Climate and weather patterns play a large role in the transition of the leaves from green to the breathtaking autumn colors.
As it transitions to the fall and winter months, the days get shorter and the nights get longer. The temperatures typically cool in late September into early October, especially at night.
The transition to shorter days and cooler weather enables the changing of the colors.
During the spring and summer, chlorophyll, which keeps the green color in leaves, is constantly being replaced due to longer days and more sunlight.
However, chlorophyll can't be replaced at the same rate during the winter months due to the shorter days and less sunlight.

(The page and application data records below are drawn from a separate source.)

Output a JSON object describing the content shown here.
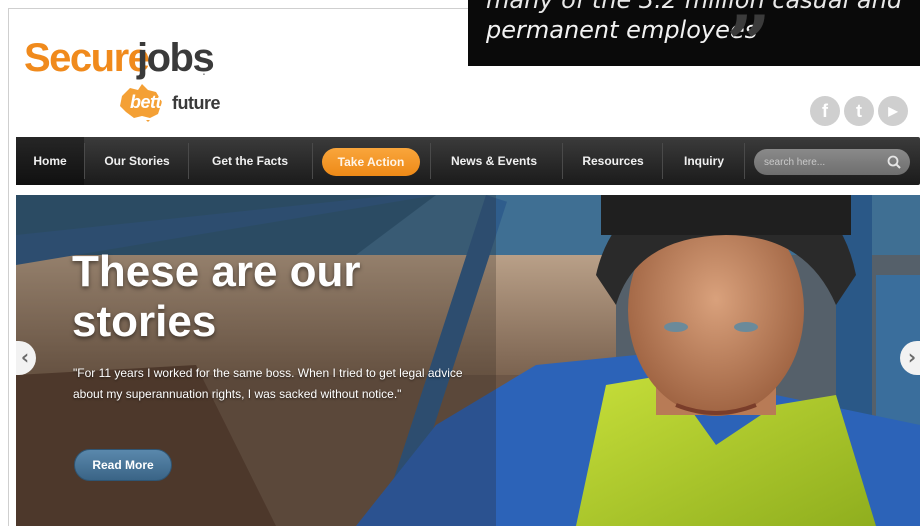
{
  "logo": {
    "secure": "Secure",
    "jobs": "jobs",
    "dot": ".",
    "better": "better",
    "future": "future"
  },
  "quote_box": {
    "line_partial": "many of the 3.2 million casual and",
    "line": "permanent employees",
    "mark": "”"
  },
  "social": [
    {
      "name": "facebook",
      "glyph": "f"
    },
    {
      "name": "twitter",
      "glyph": "t"
    },
    {
      "name": "youtube",
      "glyph": "▶"
    }
  ],
  "nav": {
    "items": [
      "Home",
      "Our Stories",
      "Get the Facts",
      "Take Action",
      "News & Events",
      "Resources",
      "Inquiry"
    ],
    "search_placeholder": "search here..."
  },
  "hero": {
    "title": "These are our stories",
    "quote": "\"For 11 years I worked for the same boss. When I tried to get legal advice about my superannuation rights, I was sacked without notice.\"",
    "button": "Read More",
    "prev": "‹",
    "next": "›"
  },
  "colors": {
    "brand_orange": "#f08a1c",
    "nav_dark": "#1b1b1b",
    "button_blue": "#3a6486"
  }
}
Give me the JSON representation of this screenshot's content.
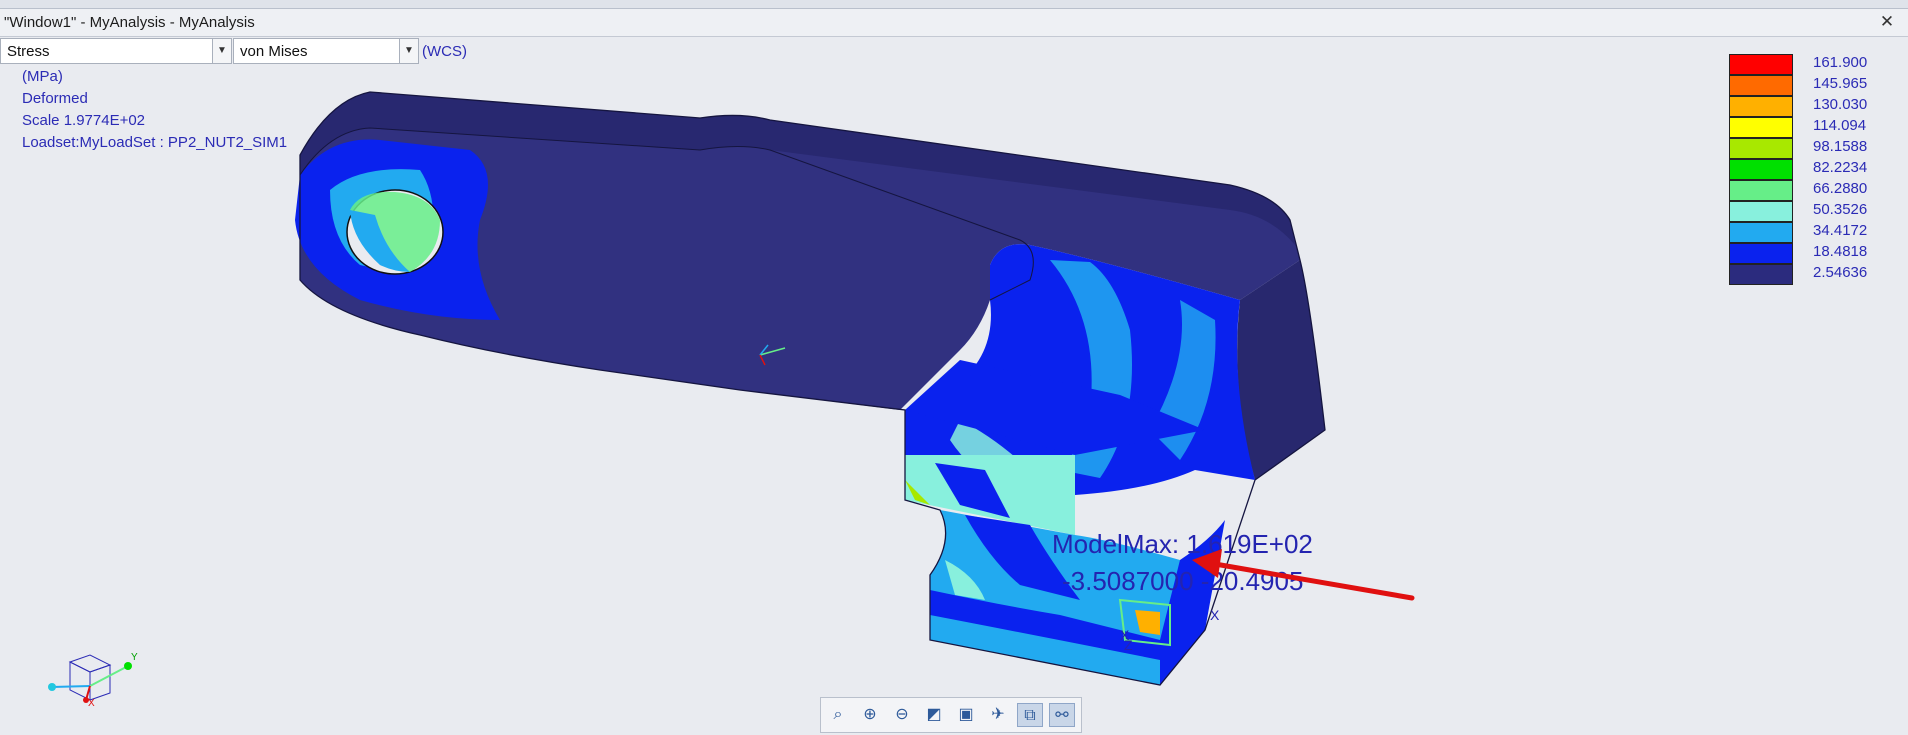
{
  "window": {
    "title": "\"Window1\" - MyAnalysis - MyAnalysis",
    "close_icon": "close-icon"
  },
  "toolbar": {
    "quantity": "Stress",
    "component": "von Mises",
    "csys": "(WCS)"
  },
  "info": {
    "units": "(MPa)",
    "mode": "Deformed",
    "scale": "Scale  1.9774E+02",
    "loadset": "Loadset:MyLoadSet :  PP2_NUT2_SIM1"
  },
  "legend": [
    {
      "value": "161.900",
      "color": "#ff0000"
    },
    {
      "value": "145.965",
      "color": "#ff6a00"
    },
    {
      "value": "130.030",
      "color": "#ffb000"
    },
    {
      "value": "114.094",
      "color": "#ffff00"
    },
    {
      "value": "98.1588",
      "color": "#a8e800"
    },
    {
      "value": "82.2234",
      "color": "#00e000"
    },
    {
      "value": "66.2880",
      "color": "#66ee88"
    },
    {
      "value": "50.3526",
      "color": "#88f0dd"
    },
    {
      "value": "34.4172",
      "color": "#22aaf0"
    },
    {
      "value": "18.4818",
      "color": "#0a22ee"
    },
    {
      "value": "2.54636",
      "color": "#2b2b7e"
    }
  ],
  "probe": {
    "line1": "ModelMax: 1.619E+02",
    "line2": "-3.5087000  -20.4905"
  },
  "triad": {
    "x": "X",
    "y": "Y",
    "z": "Z",
    "ax1": "X",
    "ax2": "Z",
    "ax3": "X"
  },
  "bottom_toolbar": {
    "buttons": [
      "zoom-fit-icon",
      "zoom-in-icon",
      "zoom-out-icon",
      "refit-icon",
      "named-view-icon",
      "spin-center-icon",
      "display-style-icon",
      "sketch-display-icon"
    ]
  },
  "colors": {
    "model_base": "#2e2e86",
    "accent_blue": "#2b2bb5",
    "arrow": "#e01010"
  }
}
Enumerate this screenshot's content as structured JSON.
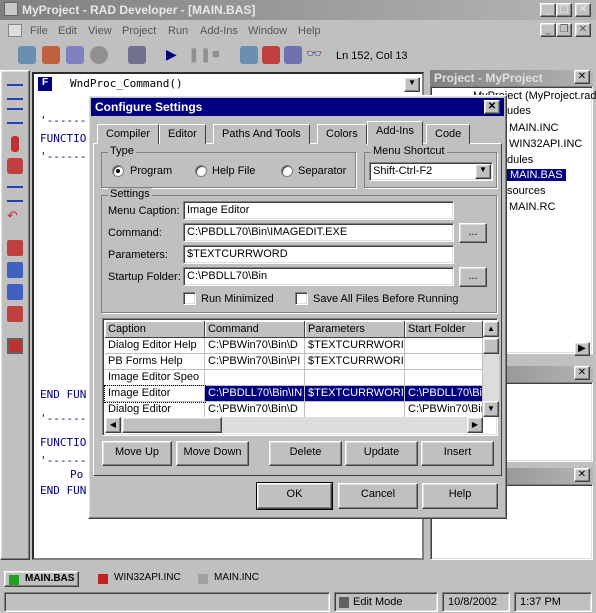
{
  "app": {
    "title": "MyProject - RAD Developer - [MAIN.BAS]",
    "min": "_",
    "max": "□",
    "close": "✕"
  },
  "menu": [
    "File",
    "Edit",
    "View",
    "Project",
    "Run",
    "Add-Ins",
    "Window",
    "Help"
  ],
  "toolbar": {
    "position": "Ln 152, Col 13"
  },
  "editor": {
    "function_dropdown": "WndProc_Command()",
    "lines": [
      "'------",
      "FUNCTIO",
      "'------",
      "END FUN",
      "'------",
      "FUNCTIO",
      "'------",
      "Po",
      "END FUN"
    ]
  },
  "project_panel": {
    "title": "Project - MyProject",
    "items": [
      "MyProject (MyProject.rad",
      "udes",
      "MAIN.INC",
      "WIN32API.INC",
      "dules",
      "MAIN.BAS",
      "sources",
      "MAIN.RC"
    ]
  },
  "dialog": {
    "title": "Configure Settings",
    "tabs": [
      "Compiler",
      "Editor",
      "Paths And Tools",
      "Colors",
      "Add-Ins",
      "Code"
    ],
    "type_group": "Type",
    "type_options": [
      "Program",
      "Help File",
      "Separator"
    ],
    "shortcut_group": "Menu Shortcut",
    "shortcut_value": "Shift-Ctrl-F2",
    "settings_group": "Settings",
    "labels": {
      "caption": "Menu Caption:",
      "command": "Command:",
      "parameters": "Parameters:",
      "startup": "Startup Folder:"
    },
    "values": {
      "caption": "Image Editor",
      "command": "C:\\PBDLL70\\Bin\\IMAGEDIT.EXE",
      "parameters": "$TEXTCURRWORD",
      "startup": "C:\\PBDLL70\\Bin"
    },
    "browse": "...",
    "checks": {
      "minimized": "Run Minimized",
      "save_all": "Save All Files Before Running"
    },
    "columns": [
      "Caption",
      "Command",
      "Parameters",
      "Start Folder"
    ],
    "rows": [
      [
        "Dialog Editor Help",
        "C:\\PBWin70\\Bin\\D",
        "$TEXTCURRWORI",
        ""
      ],
      [
        "PB Forms Help",
        "C:\\PBWin70\\Bin\\PI",
        "$TEXTCURRWORI",
        ""
      ],
      [
        "Image Editor Speo",
        "",
        "",
        ""
      ],
      [
        "Image Editor",
        "C:\\PBDLL70\\Bin\\IN",
        "$TEXTCURRWORI",
        "C:\\PBDLL70\\Bin"
      ],
      [
        "Dialog Editor",
        "C:\\PBWin70\\Bin\\D",
        "",
        "C:\\PBWin70\\Bin"
      ]
    ],
    "buttons": [
      "Move Up",
      "Move Down",
      "Delete",
      "Update",
      "Insert"
    ],
    "ok": "OK",
    "cancel": "Cancel",
    "help": "Help"
  },
  "status": {
    "tabs": [
      "MAIN.BAS",
      "WIN32API.INC",
      "MAIN.INC"
    ],
    "mode": "Edit Mode",
    "date": "10/8/2002",
    "time": "1:37 PM"
  }
}
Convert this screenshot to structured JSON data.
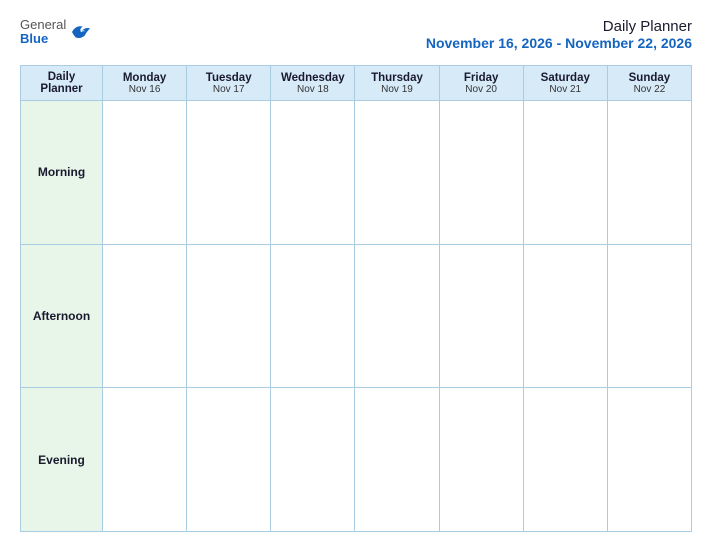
{
  "header": {
    "logo_general": "General",
    "logo_blue": "Blue",
    "title": "Daily Planner",
    "date_range": "November 16, 2026 - November 22, 2026"
  },
  "table": {
    "label_col": {
      "header_line1": "Daily",
      "header_line2": "Planner"
    },
    "days": [
      {
        "name": "Monday",
        "sub": "Nov 16"
      },
      {
        "name": "Tuesday",
        "sub": "Nov 17"
      },
      {
        "name": "Wednesday",
        "sub": "Nov 18"
      },
      {
        "name": "Thursday",
        "sub": "Nov 19"
      },
      {
        "name": "Friday",
        "sub": "Nov 20"
      },
      {
        "name": "Saturday",
        "sub": "Nov 21"
      },
      {
        "name": "Sunday",
        "sub": "Nov 22"
      }
    ],
    "rows": [
      {
        "label": "Morning"
      },
      {
        "label": "Afternoon"
      },
      {
        "label": "Evening"
      }
    ]
  }
}
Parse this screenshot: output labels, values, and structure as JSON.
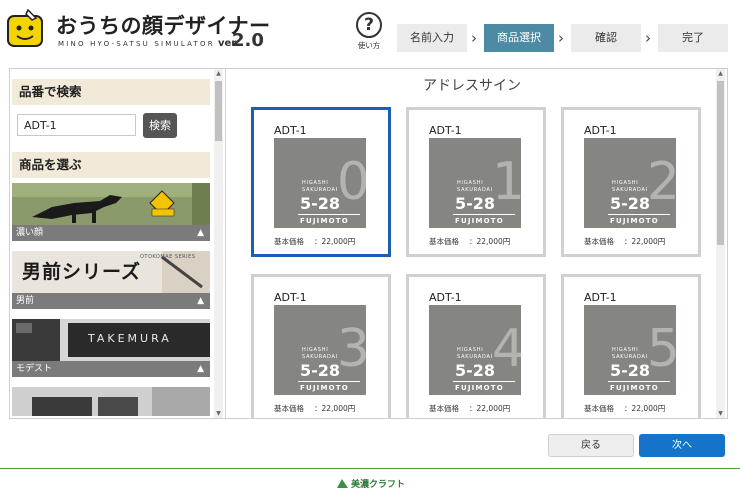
{
  "header": {
    "title": "おうちの顔デザイナー",
    "subtitle": "MINO HYO-SATSU SIMULATOR",
    "version_prefix": "ver",
    "version": "2.0",
    "help_label": "使い方",
    "help_icon": "?"
  },
  "steps": [
    {
      "label": "名前入力",
      "active": false
    },
    {
      "label": "商品選択",
      "active": true
    },
    {
      "label": "確認",
      "active": false
    },
    {
      "label": "完了",
      "active": false
    }
  ],
  "sidebar": {
    "search_heading": "品番で検索",
    "search_value": "ADT-1",
    "search_button": "検索",
    "products_heading": "商品を選ぶ",
    "categories": [
      {
        "label": "濃い顔"
      },
      {
        "label": "男前",
        "banner": "男前シリーズ",
        "banner_sub": "OTOKOMAE SERIES"
      },
      {
        "label": "モデスト",
        "plate": "TAKEMURA"
      },
      {
        "label": ""
      }
    ]
  },
  "content": {
    "title": "アドレスサイン",
    "products": [
      {
        "code": "ADT-1",
        "digit": "0",
        "price_label": "基本価格",
        "price": "：22,000円",
        "selected": true
      },
      {
        "code": "ADT-1",
        "digit": "1",
        "price_label": "基本価格",
        "price": "：22,000円",
        "selected": false
      },
      {
        "code": "ADT-1",
        "digit": "2",
        "price_label": "基本価格",
        "price": "：22,000円",
        "selected": false
      },
      {
        "code": "ADT-1",
        "digit": "3",
        "price_label": "基本価格",
        "price": "：22,000円",
        "selected": false
      },
      {
        "code": "ADT-1",
        "digit": "4",
        "price_label": "基本価格",
        "price": "：22,000円",
        "selected": false
      },
      {
        "code": "ADT-1",
        "digit": "5",
        "price_label": "基本価格",
        "price": "：22,000円",
        "selected": false
      }
    ],
    "sample": {
      "line1": "HIGASHI",
      "line2": "SAKURADAI",
      "number": "5-28",
      "name": "FUJIMOTO"
    }
  },
  "buttons": {
    "back": "戻る",
    "next": "次へ"
  },
  "footer": {
    "brand": "美濃クラフト"
  },
  "colors": {
    "active_step": "#4d8ba5",
    "selected_border": "#1c5eb0",
    "next_button": "#1574c8",
    "section_bg": "#f1ead8"
  }
}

This process does not allow chlorophyll to spread to the leaves and the existing chlorophyll present in the leaves will begin to disappear. As chlorophyll dwindles, the changing of colors begins.
Cool and dry weather during this transition period is favorable for the autumn colors.
The changing climate, including increasing temperatures and irregular weather patterns, will likely affect fall foliage. However, more data is needed to determine the impacts.
Warmer weather in the northern tier of the eastern United States has caused peak fall colors to occur later, according to Dr. Marc Abrams, professor of ecosystem science and management at Penn State University.
Temperatures typically cool significantly by late September, particularly nighttime temperatures going into the low 40s and even into the 30s. This cooldown is important for fall foliage.
“If global warming is reducing that cooldown phase, it’s going to reduce the potential for fall colors,”Abrams said.
Irregular weather patterns, such as above-average precipitation during the transition period, can also have an impact on fall foliage.
Cool and dry temperatures are desirable in the period from late September to mid-October. These conditions cause the breakdown of chlorophyll, the green color, and expose the red, yellow and orange pigments that produce the fall colors, Abrams said.
Very wet weather during the critical period will negatively impact fall foliage.
In contrast, very dry summer weather may stress trees, causing colors to be delayed and vibrant yellows, reds and oranges may struggle to develop.
Strong storms and high wind speeds are another potential negative impact on foliage.